● What needs to be done:
Below are the records. Gather each line that holds "true".
---------- Source data
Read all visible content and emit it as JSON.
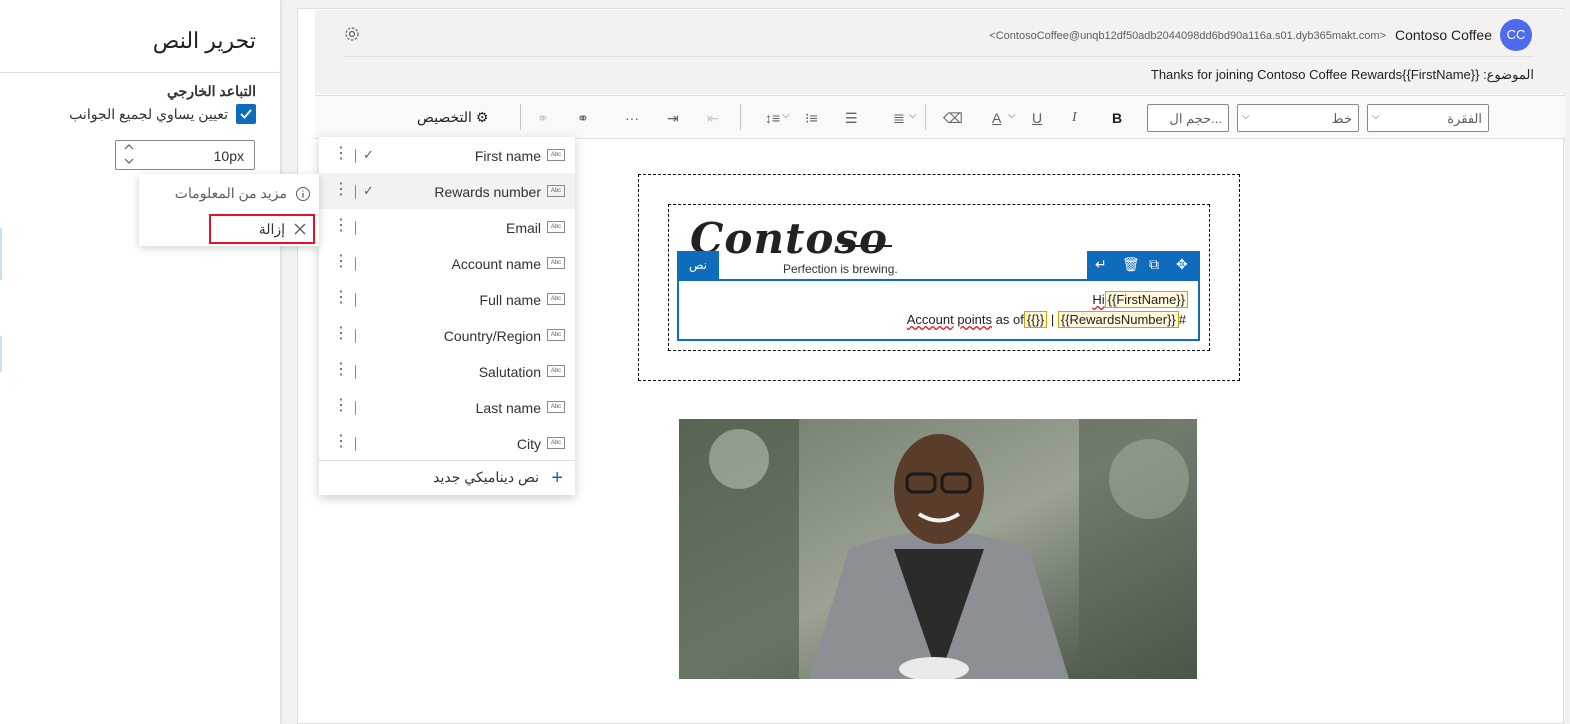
{
  "left_panel": {
    "title": "تحرير النص",
    "spacing_label": "التباعد الخارجي",
    "equal_sides_label": "تعيين يساوي لجميع الجوانب",
    "spacing_value": "10px",
    "context_menu": {
      "more_info": "مزيد من المعلومات",
      "remove": "إزالة"
    }
  },
  "header": {
    "avatar_initials": "CC",
    "sender_name": "Contoso Coffee",
    "sender_email": "<ContosoCoffee@unqb12df50adb2044098dd6bd90a116a.s01.dyb365makt.com>",
    "subject_label": "الموضوع:",
    "subject_value": "Thanks for joining Contoso Coffee Rewards{{FirstName}}"
  },
  "toolbar": {
    "paragraph": "الفقرة",
    "font": "خط",
    "font_size": "حجم ال...",
    "bold": "B",
    "italic": "I",
    "underline": "U",
    "font_color": "A",
    "more": "···",
    "customize": "التخصيص"
  },
  "dynamic_text": {
    "items": [
      {
        "label": "First name",
        "checked": true
      },
      {
        "label": "Rewards number",
        "checked": true,
        "selected": true
      },
      {
        "label": "Email",
        "checked": false
      },
      {
        "label": "Account name",
        "checked": false
      },
      {
        "label": "Full name",
        "checked": false
      },
      {
        "label": "Country/Region",
        "checked": false
      },
      {
        "label": "Salutation",
        "checked": false
      },
      {
        "label": "Last name",
        "checked": false
      },
      {
        "label": "City",
        "checked": false
      }
    ],
    "abc": "Abc",
    "new_item": "نص ديناميكي جديد"
  },
  "canvas": {
    "logo": "Contoso",
    "tagline": "Perfection is brewing.",
    "text_tab": "نص",
    "line1_hi": "Hi",
    "line1_token": "{{FirstName}}",
    "line2_account": "Account",
    "line2_points": "points",
    "line2_asof": "as of",
    "line2_token1": "{{}}",
    "line2_sep": "|",
    "line2_token2": "{{RewardsNumber}}",
    "line2_hash": "#"
  }
}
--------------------
● Completed task:
        "checked": true
        "checked": true,
        "selected": true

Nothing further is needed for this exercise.